■ STORED DATA
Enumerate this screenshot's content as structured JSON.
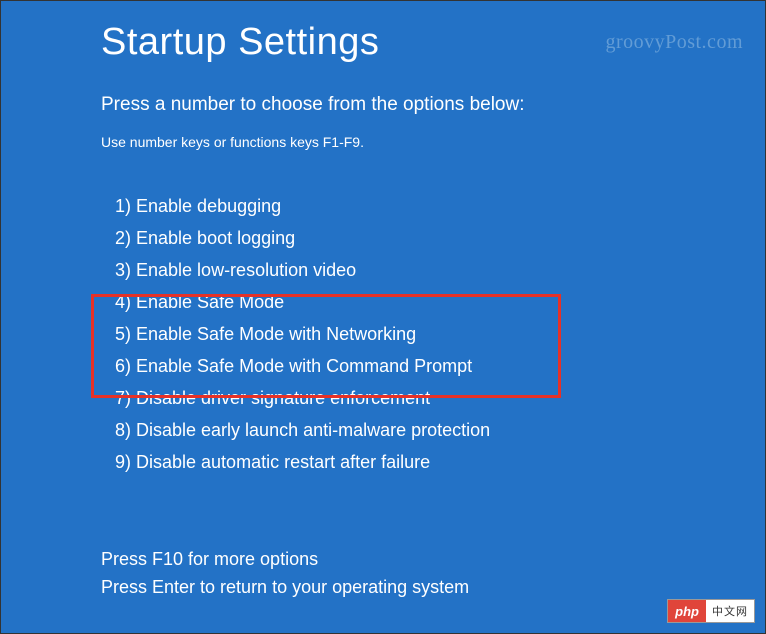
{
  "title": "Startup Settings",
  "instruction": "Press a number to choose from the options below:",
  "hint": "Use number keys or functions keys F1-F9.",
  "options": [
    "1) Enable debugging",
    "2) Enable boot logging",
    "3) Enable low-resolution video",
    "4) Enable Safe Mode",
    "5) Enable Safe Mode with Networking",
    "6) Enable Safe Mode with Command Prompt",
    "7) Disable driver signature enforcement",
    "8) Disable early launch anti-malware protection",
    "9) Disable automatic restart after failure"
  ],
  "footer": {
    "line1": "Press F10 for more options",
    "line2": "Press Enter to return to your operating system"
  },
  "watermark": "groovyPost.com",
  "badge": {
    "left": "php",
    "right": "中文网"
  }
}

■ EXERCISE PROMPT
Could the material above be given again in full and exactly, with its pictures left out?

■ TASK RESULT
Enumerate this screenshot's content as structured JSON.
{
  "title": "Startup Settings",
  "instruction": "Press a number to choose from the options below:",
  "hint": "Use number keys or functions keys F1-F9.",
  "options": [
    "1) Enable debugging",
    "2) Enable boot logging",
    "3) Enable low-resolution video",
    "4) Enable Safe Mode",
    "5) Enable Safe Mode with Networking",
    "6) Enable Safe Mode with Command Prompt",
    "7) Disable driver signature enforcement",
    "8) Disable early launch anti-malware protection",
    "9) Disable automatic restart after failure"
  ],
  "footer": {
    "line1": "Press F10 for more options",
    "line2": "Press Enter to return to your operating system"
  },
  "watermark": "groovyPost.com",
  "badge": {
    "left": "php",
    "right": "中文网"
  }
}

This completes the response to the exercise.